Ecuador is currently experiencing a state of emergency and unrest following the escape of gang leader Adolfo Macias, leading to a 60-day state of emergency declared by officials. The United States has posted security alerts, but as of January 15, the Department of State has not issued new travel advisories. Tourists are advised to stay indoors, and a daily curfew is in place from 11 p.m. to 5 a.m. Visitors are encouraged to stay informed through the Ecuador Ministry of Tourism.
The situation escalated since January 7, with Macias' escape triggering violence, including the takeover of a television station in Guayaquil. Ecuador's military has been patrolling certain cities for over a week. While airports remain open, some commercial airlines have canceled flights, prompting visitors to check with their individual airlines. Although no travel advisory has been issued, caution is recommended, especially in big cities like Quito.
Additionally, the guidance provided in the travel advisory of June 22, 2023, remains valid for U.S. citizens. Residents and travelers are advised to exercise increased caution throughout the country, reconsider travel to areas marked as “Level 3,” and avoid areas marked as “Level 4” in the advisory. Compliance with all local laws, including the nationwide curfew during the state of emergency, is essential. U.S. citizens should be aware that individuals not connected with criminal organizations may exploit the current conflict to commit crimes of opportunity.
International airports in Quito and Guayaquil remain fully operational; however, some carriers have canceled flights to/from the United States in recent and upcoming days.

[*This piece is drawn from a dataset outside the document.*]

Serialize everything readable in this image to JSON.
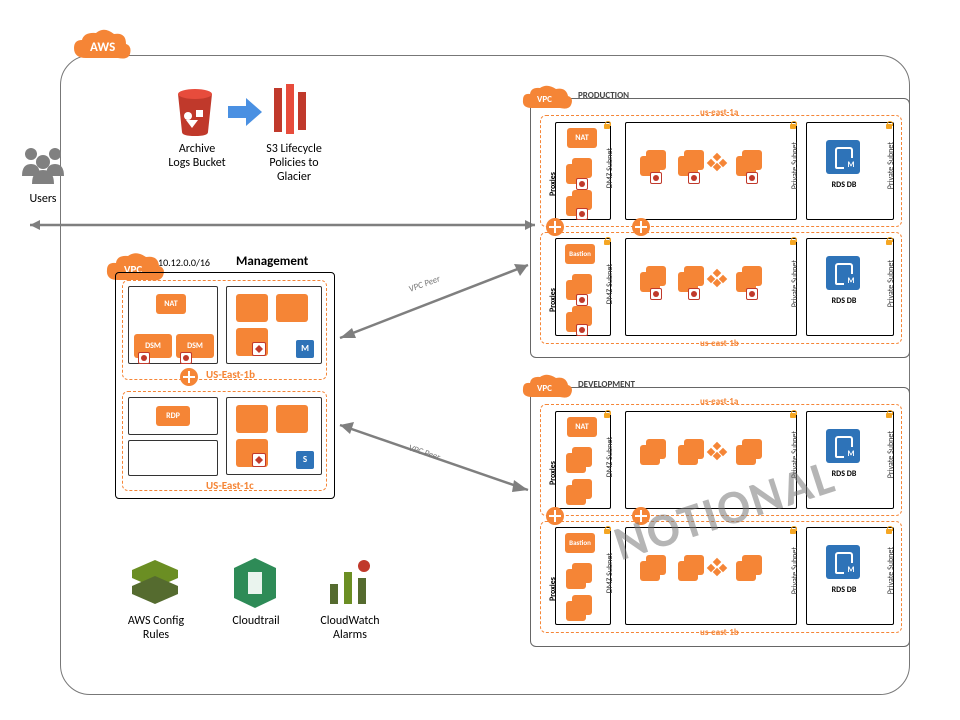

Travelers are urged to closely monitor their flight status and work to rebook with the same airline or an alternative carrier.
For more information and updates, please visit Ecuador’s U.S. Embassy and Consulate website.